“No, dat he aint!—he aint find nowhar—dat’s just whar de shoe pinch—my mind is got to be berry hebby bout poor Massa Will.”
This is obviously nothing like how slaves (or anyone, for that matter) talked. It’s just a dialect that Poe made up, which in itself is a mystery. Poe spent plenty of time in the south during his military career, and grew up only a few blocks away from a slave market in Richmond, Virginia. It’s hard to believe he would have never spoken to a black person. Why wouldn’t he simply draw from what he knew instead of inventing a strange new dialect?
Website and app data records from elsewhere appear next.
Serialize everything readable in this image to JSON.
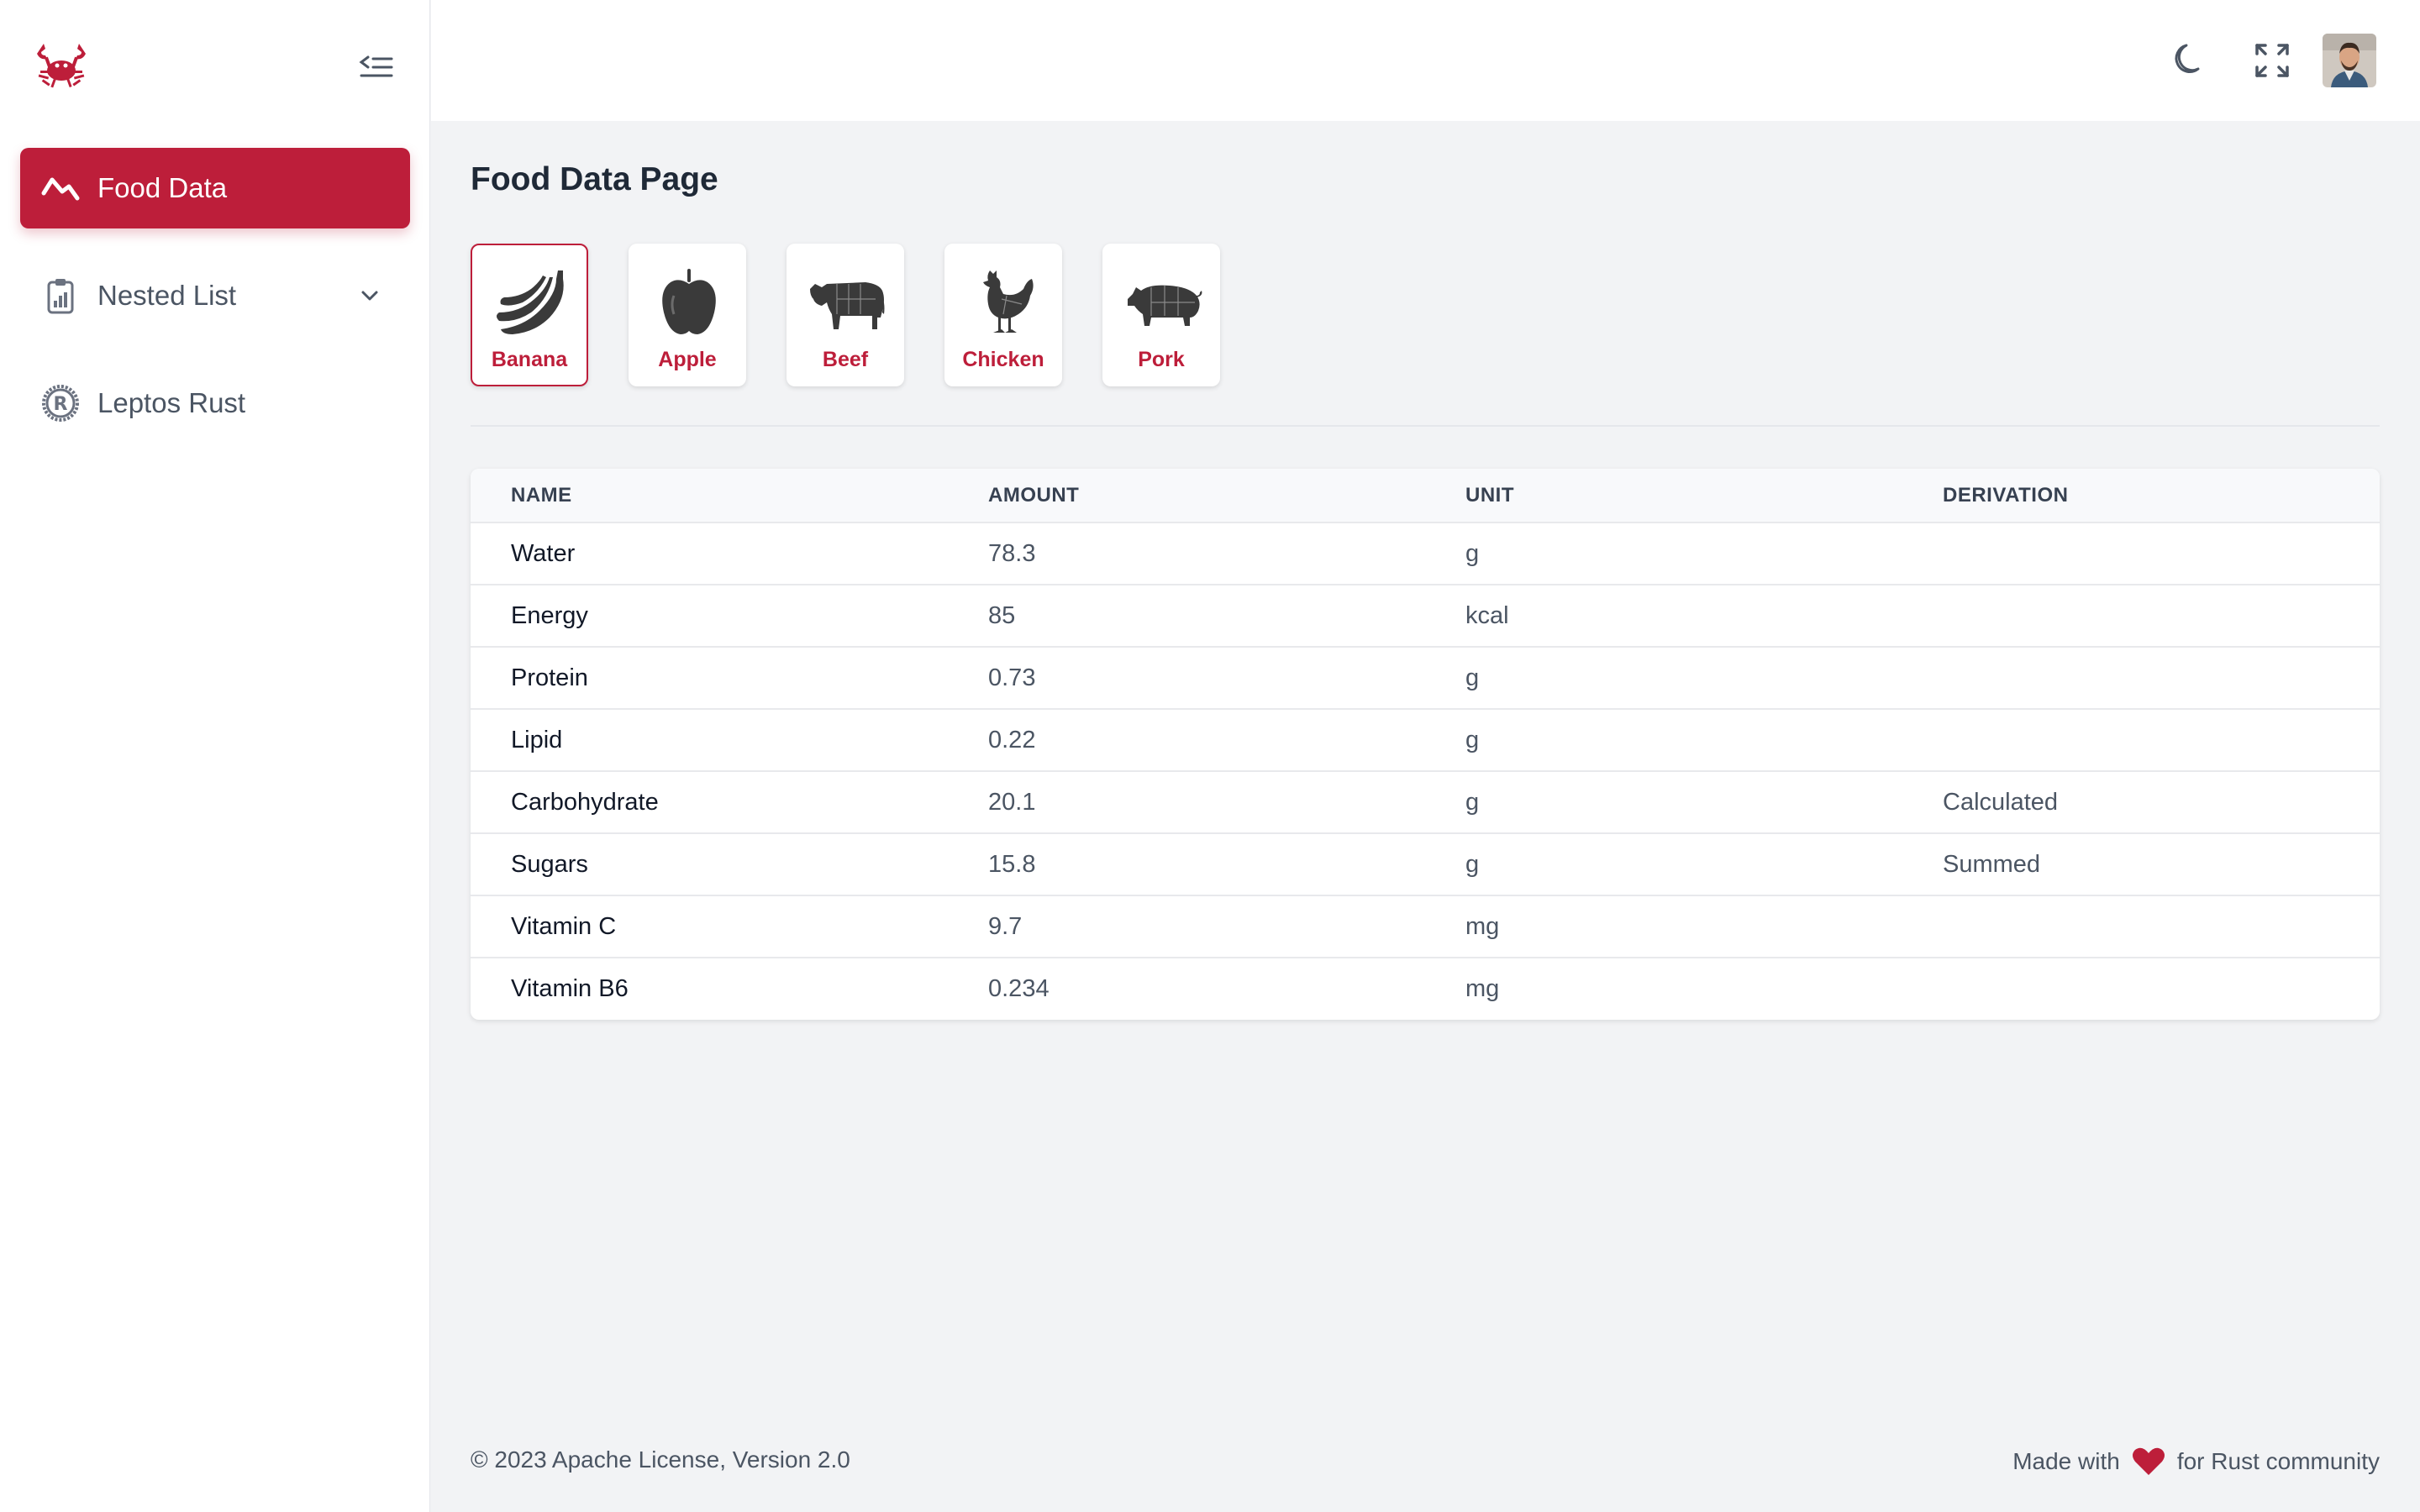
{
  "sidebar": {
    "items": [
      {
        "label": "Food Data",
        "icon": "activity-icon"
      },
      {
        "label": "Nested List",
        "icon": "clipboard-chart-icon"
      },
      {
        "label": "Leptos Rust",
        "icon": "rust-icon"
      }
    ]
  },
  "main": {
    "title": "Food Data Page",
    "foods": [
      {
        "label": "Banana",
        "icon": "banana-icon"
      },
      {
        "label": "Apple",
        "icon": "apple-icon"
      },
      {
        "label": "Beef",
        "icon": "cow-icon"
      },
      {
        "label": "Chicken",
        "icon": "chicken-icon"
      },
      {
        "label": "Pork",
        "icon": "pig-icon"
      }
    ],
    "selected_food": "Banana",
    "table": {
      "headers": [
        "NAME",
        "AMOUNT",
        "UNIT",
        "DERIVATION"
      ],
      "rows": [
        [
          "Water",
          "78.3",
          "g",
          ""
        ],
        [
          "Energy",
          "85",
          "kcal",
          ""
        ],
        [
          "Protein",
          "0.73",
          "g",
          ""
        ],
        [
          "Lipid",
          "0.22",
          "g",
          ""
        ],
        [
          "Carbohydrate",
          "20.1",
          "g",
          "Calculated"
        ],
        [
          "Sugars",
          "15.8",
          "g",
          "Summed"
        ],
        [
          "Vitamin C",
          "9.7",
          "mg",
          ""
        ],
        [
          "Vitamin B6",
          "0.234",
          "mg",
          ""
        ]
      ]
    }
  },
  "footer": {
    "copyright": "© 2023 Apache License, Version 2.0",
    "made_with": "Made with",
    "for_text": "for Rust community"
  },
  "colors": {
    "accent": "#bd1e3a",
    "background": "#f2f3f5"
  }
}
Of course, the obvious answer is that he was racist and didn’t GAF if Jupiter’s dialect was accurate or not as long as he “sounded black.” But perhaps Jupiter’s odd way of speaking might be a code within a code. Poe was known to hide messages into seemingly ordinary poems and stories, a special type of cryptography called steganography. The problem with steganography is that, once the rules of the secret message are set, you have to write around it, which could explain the odd spelling and format of Jupiter’s dialog. Some have speculated that Poe’s more oddly worded and organized works—like Eureka, his weird poetical essay on cosmology where he basically came up with the idea of the Big Bang—contain codes that have yet to be uncovered.
The idea that Jupiter might be speaking in code doesn’t negate Poe’s treatment of the character, and it might not even be true. But it does show what kind of story The Gold-Bug is, and why it inspired so many people both artistically and scientifically. On the surface it’s a riddle within a riddle: The riddle of what’s wrong with Legrand while he solves the riddle of Captain Kidd’s treasure. But the riddle never feels fully revealed. There’s always a sense that there’s more to the story—an obsession not fully quenched, or only just begun to foster. In The Gold-Bug, as in so many of Poe’s stories, one’s left feeling it only scratches the surface of what the man himself knew.
*There are actually two exceptions, but that’s too complicated to go into detail here.